By Chanapa Tantibanchachai

Undergraduate students across the state of Utah, including 123 students from the University of Utah, will present at the 10th Annual Utah Conference on Undergraduate Research (UCUR) on Friday, Feb. 19 from 8 a.m. to 5 p.m. at the University of Utah’s A. Ray Olpin Union Building. This will be the first time since 2007 that the U will host UCUR.

UCUR is an opportunity for undergraduates of all disciplines to present their work either through visual or oral displays to peers, faculty, the local community and experts in their academic fields. This year, topics range from mental health issues, analysis of Biblical text and the chemical composition of stars.

Rachel Hayes-Harb, director of the U’s Office of Undergraduate Research, believes UCUR is a tremendous opportunity for students to develop not only academically, but professionally and personally as well.

“UCUR gives our undergraduate students the chance to network and share their work with students and faculty from around the state,” she said.

“UCUR gave me my first opportunity to present my research in a poster setting. I learned to defend my work both in front of academics from the same discipline, and in front of local community members who were not familiar with the topic. This was an excellent chance to guarantee my research was accessible both within the classroom and beyond, with a comprehensible real-world application,” said 2015 UCUR presenter and U alumnus Sami Safiullah.

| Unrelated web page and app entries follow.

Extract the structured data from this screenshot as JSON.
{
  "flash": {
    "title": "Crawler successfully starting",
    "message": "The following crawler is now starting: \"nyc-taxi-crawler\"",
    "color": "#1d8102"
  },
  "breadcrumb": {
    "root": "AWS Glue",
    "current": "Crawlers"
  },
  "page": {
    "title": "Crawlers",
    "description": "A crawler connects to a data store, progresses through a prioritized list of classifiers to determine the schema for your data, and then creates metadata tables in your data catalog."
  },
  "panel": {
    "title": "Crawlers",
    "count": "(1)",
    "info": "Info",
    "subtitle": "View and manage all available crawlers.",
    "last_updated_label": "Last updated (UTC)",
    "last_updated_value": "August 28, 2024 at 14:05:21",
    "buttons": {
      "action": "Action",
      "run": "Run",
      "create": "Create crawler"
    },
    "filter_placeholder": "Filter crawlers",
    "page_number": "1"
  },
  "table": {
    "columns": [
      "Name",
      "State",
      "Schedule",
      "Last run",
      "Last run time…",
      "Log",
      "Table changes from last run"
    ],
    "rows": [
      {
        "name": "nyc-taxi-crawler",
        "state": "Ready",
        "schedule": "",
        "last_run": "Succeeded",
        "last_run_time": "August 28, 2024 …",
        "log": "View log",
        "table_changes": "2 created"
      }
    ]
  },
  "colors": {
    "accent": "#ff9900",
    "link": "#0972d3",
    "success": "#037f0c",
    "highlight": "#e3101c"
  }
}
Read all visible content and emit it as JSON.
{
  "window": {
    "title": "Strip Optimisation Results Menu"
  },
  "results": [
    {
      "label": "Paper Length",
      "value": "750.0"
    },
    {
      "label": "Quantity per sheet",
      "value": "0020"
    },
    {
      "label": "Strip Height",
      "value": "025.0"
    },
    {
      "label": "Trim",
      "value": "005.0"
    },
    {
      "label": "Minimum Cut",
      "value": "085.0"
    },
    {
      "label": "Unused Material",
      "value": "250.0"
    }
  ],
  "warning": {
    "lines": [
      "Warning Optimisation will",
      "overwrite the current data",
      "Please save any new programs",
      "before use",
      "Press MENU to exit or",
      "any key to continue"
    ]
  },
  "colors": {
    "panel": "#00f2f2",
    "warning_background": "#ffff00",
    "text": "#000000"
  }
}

In addition to providing students with the opportunity to hone their public speaking and presentation skills, UCUR also provides a supportive environment for young researchers to learn from and with each other.

“UCUR was, to me, an introduction to the world of research dissemination and professionalism. Not only was I able to present my own work and begin to feel confident in my capabilities as a researcher, but I was also able to connect with hundreds of other undergraduate researchers who work in a myriad of fields and are advocates of change and innovation. I loved the atmosphere of UCUR, as everyone attending is inherently curious and passionate about their own work and well as others’. Overall, it was an amazing experience that has stood out to me during my college years,” said 2015 UCUR presenter and current U student Nandini Deo.

Samples of this year’s U student projects include “Climate Change Influence on Plant Phenology,” “Verification of C++ Programs,” “Trends of Depression Across Regions in the United States” and “Factors Affecting the Economic Integration of Utah Refugees.”

For more information about this year’s UCUR, go here.


Chanapa Tantibanchachai is an associate science writer at University Marketing and Communications. If you have an interesting story idea, email her at